• _TASK GOAL_: Exact copy, no pictures: repeat the data that follows.

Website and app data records
══════════

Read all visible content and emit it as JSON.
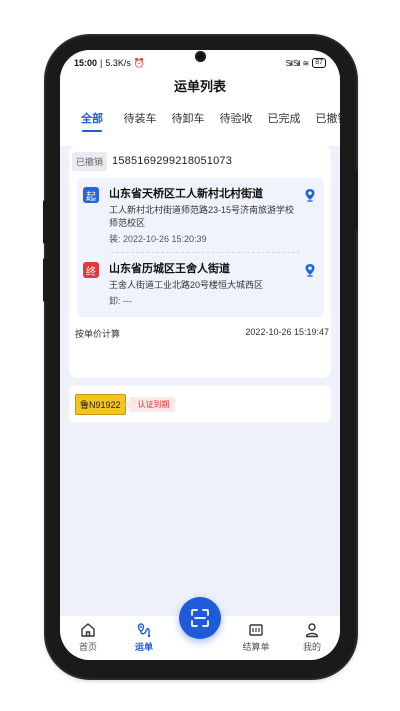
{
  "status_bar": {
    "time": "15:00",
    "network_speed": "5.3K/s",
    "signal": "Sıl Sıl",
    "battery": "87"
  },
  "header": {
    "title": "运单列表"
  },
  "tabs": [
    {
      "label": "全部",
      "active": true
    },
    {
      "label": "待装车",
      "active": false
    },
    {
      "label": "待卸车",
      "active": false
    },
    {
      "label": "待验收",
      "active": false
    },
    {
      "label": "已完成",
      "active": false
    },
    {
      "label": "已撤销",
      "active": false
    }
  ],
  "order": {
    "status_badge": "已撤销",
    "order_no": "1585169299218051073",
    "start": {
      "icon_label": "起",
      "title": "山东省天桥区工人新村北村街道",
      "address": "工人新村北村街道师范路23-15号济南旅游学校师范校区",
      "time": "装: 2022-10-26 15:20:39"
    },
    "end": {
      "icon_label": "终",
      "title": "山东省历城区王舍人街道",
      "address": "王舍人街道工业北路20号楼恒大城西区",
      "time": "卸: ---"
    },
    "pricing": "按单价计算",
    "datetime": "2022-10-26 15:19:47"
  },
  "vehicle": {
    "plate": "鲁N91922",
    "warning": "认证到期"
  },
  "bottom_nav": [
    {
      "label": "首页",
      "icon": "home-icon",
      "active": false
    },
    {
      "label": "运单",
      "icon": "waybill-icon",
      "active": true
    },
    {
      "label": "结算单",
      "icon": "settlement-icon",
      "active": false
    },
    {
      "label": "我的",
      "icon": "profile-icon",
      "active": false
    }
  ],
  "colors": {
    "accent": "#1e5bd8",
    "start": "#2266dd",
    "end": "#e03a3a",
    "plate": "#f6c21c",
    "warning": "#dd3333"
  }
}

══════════

• _SOLUTION TO THIS PROBLEM_:
Read all visible content and emit it as JSON.
{
  "status_bar": {
    "time": "15:00",
    "network_speed": "5.3K/s",
    "signal": "Sıl Sıl",
    "battery": "87"
  },
  "header": {
    "title": "运单列表"
  },
  "tabs": [
    {
      "label": "全部",
      "active": true
    },
    {
      "label": "待装车",
      "active": false
    },
    {
      "label": "待卸车",
      "active": false
    },
    {
      "label": "待验收",
      "active": false
    },
    {
      "label": "已完成",
      "active": false
    },
    {
      "label": "已撤销",
      "active": false
    }
  ],
  "order": {
    "status_badge": "已撤销",
    "order_no": "1585169299218051073",
    "start": {
      "icon_label": "起",
      "title": "山东省天桥区工人新村北村街道",
      "address": "工人新村北村街道师范路23-15号济南旅游学校师范校区",
      "time": "装: 2022-10-26 15:20:39"
    },
    "end": {
      "icon_label": "终",
      "title": "山东省历城区王舍人街道",
      "address": "王舍人街道工业北路20号楼恒大城西区",
      "time": "卸: ---"
    },
    "pricing": "按单价计算",
    "datetime": "2022-10-26 15:19:47"
  },
  "vehicle": {
    "plate": "鲁N91922",
    "warning": "认证到期"
  },
  "bottom_nav": [
    {
      "label": "首页",
      "icon": "home-icon",
      "active": false
    },
    {
      "label": "运单",
      "icon": "waybill-icon",
      "active": true
    },
    {
      "label": "结算单",
      "icon": "settlement-icon",
      "active": false
    },
    {
      "label": "我的",
      "icon": "profile-icon",
      "active": false
    }
  ],
  "colors": {
    "accent": "#1e5bd8",
    "start": "#2266dd",
    "end": "#e03a3a",
    "plate": "#f6c21c",
    "warning": "#dd3333"
  }
}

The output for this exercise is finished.